Land mine number 3:  the restraining order issued against my bio dad when he got out of prison. Always such a joy to be reminded my first dad was a complete yokel. *le sigh*

Land mine number 4: a file of artwork and photos sent to me by my relinquished daughter’s adoptive mother. Dear God in heaven, Luke looks just like her.  Along with the drawings and photos was a short, half-page letter from her mother, the last I would receive until I attempted to reestablish contact with them many years later.

I am feeling a bit shattered at the moment.

I have no idea why all of these things were in the same drawer of my filing cabinet, other than they are roughly from the same time period in my life. My divorce and subsequent wrangling over custody of Matthew, the last time I heard from Ms. Feverfew’s adoptive parents for over a decade, my first dad going to prison.

I shredded all the divorce and custody paperwork (THREE bags full!!!), kept the restraining order, and put the artwork, photos, and letter from Ms. Feverfew’s mother in the scrapbook I have for those kinds of items.

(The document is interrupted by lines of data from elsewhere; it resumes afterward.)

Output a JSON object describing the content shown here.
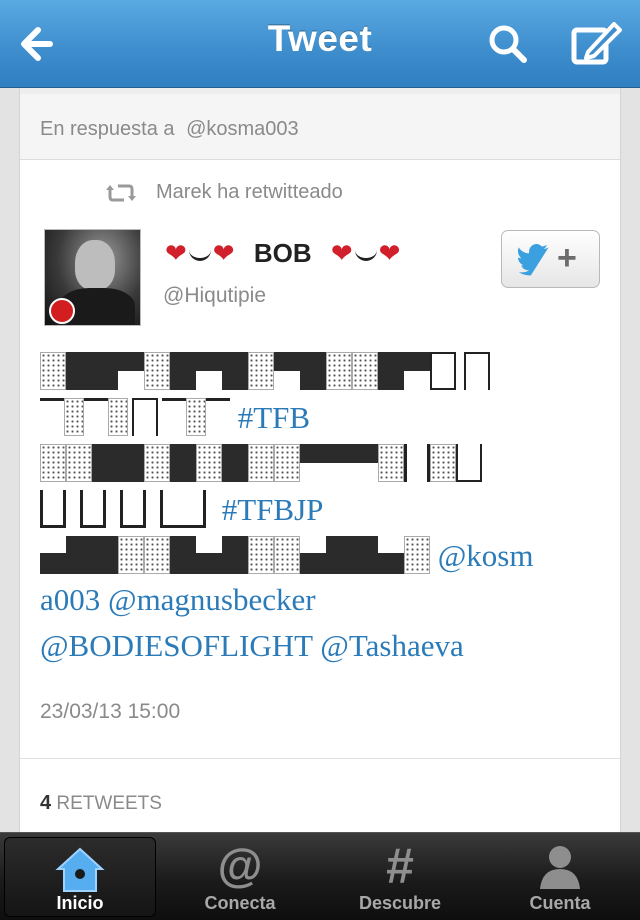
{
  "nav": {
    "title": "Tweet",
    "back_icon": "back-arrow-icon",
    "search_icon": "search-icon",
    "compose_icon": "compose-icon"
  },
  "reply": {
    "prefix": "En respuesta a",
    "user": "@kosma003"
  },
  "retweeted_by": "Marek ha retwitteado",
  "author": {
    "name": "BOB",
    "handle": "@Hiqutipie"
  },
  "tweet": {
    "hashtag1": "#TFB",
    "hashtag2": "#TFBJP",
    "mention_part1": "@kosm",
    "mention_part2": "a003",
    "mention2": "@magnusbecker",
    "mention3": "@BODIESOFLIGHT",
    "mention4": "@Tashaeva"
  },
  "timestamp": "23/03/13 15:00",
  "retweets": {
    "count": "4",
    "label": "RETWEETS"
  },
  "tabs": [
    {
      "label": "Inicio",
      "icon": "home-icon",
      "active": true
    },
    {
      "label": "Conecta",
      "icon": "at-icon",
      "active": false
    },
    {
      "label": "Descubre",
      "icon": "hash-icon",
      "active": false
    },
    {
      "label": "Cuenta",
      "icon": "person-icon",
      "active": false
    }
  ],
  "colors": {
    "nav_blue": "#3f8fcf",
    "link_blue": "#2b7bb9",
    "heart_red": "#d11f2c"
  }
}
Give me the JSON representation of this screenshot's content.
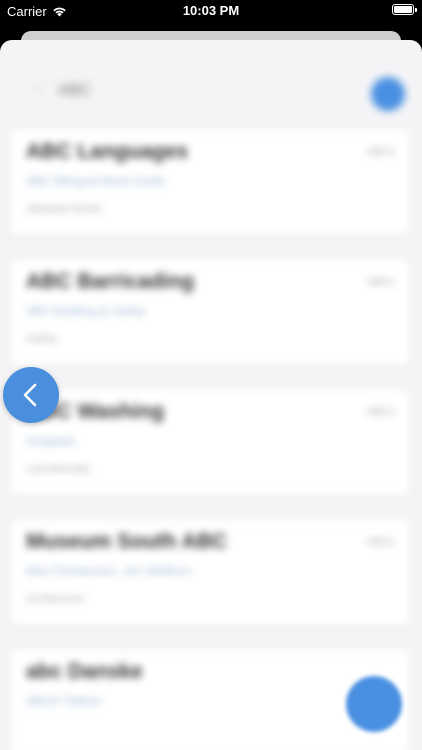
{
  "status_bar": {
    "carrier": "Carrier",
    "time": "10:03 PM"
  },
  "search": {
    "query": "ABC"
  },
  "cards": [
    {
      "title": "ABC Languages",
      "meta": "ABCs",
      "subtitle": "ABC Bilingual Book Guide",
      "tag": "Alphabet books"
    },
    {
      "title": "ABC Barricading",
      "meta": "ABCs",
      "subtitle": "ABC Building & Safety",
      "tag": "Safety"
    },
    {
      "title": "ABC Washing",
      "meta": "ABCs",
      "subtitle": "Hospitals",
      "tag": "Laundromats"
    },
    {
      "title": "Museum South ABC",
      "meta": "ABCs",
      "subtitle": "Max Christensen, Jim Stellhorn",
      "tag": "Architecture"
    },
    {
      "title": "abc Danske",
      "meta": "",
      "subtitle": "ABCD Tildkort",
      "tag": ""
    }
  ],
  "colors": {
    "accent": "#4a90e2",
    "sheet_bg": "#f4f4f6"
  },
  "icons": {
    "back_fab": "chevron-left-icon",
    "wifi": "wifi-icon",
    "battery": "battery-icon"
  }
}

I haven’t looked at the journal since I wrote it 21 years ago. I read some of it tonight and then spent a good portion of my evening crying for the 20-year old childless mother who wrote the heartbreaking secrets of her soul in such an elegant cursive script. I might put it away and not look at it again for another 21 years. Maybe 42 years. Maybe never.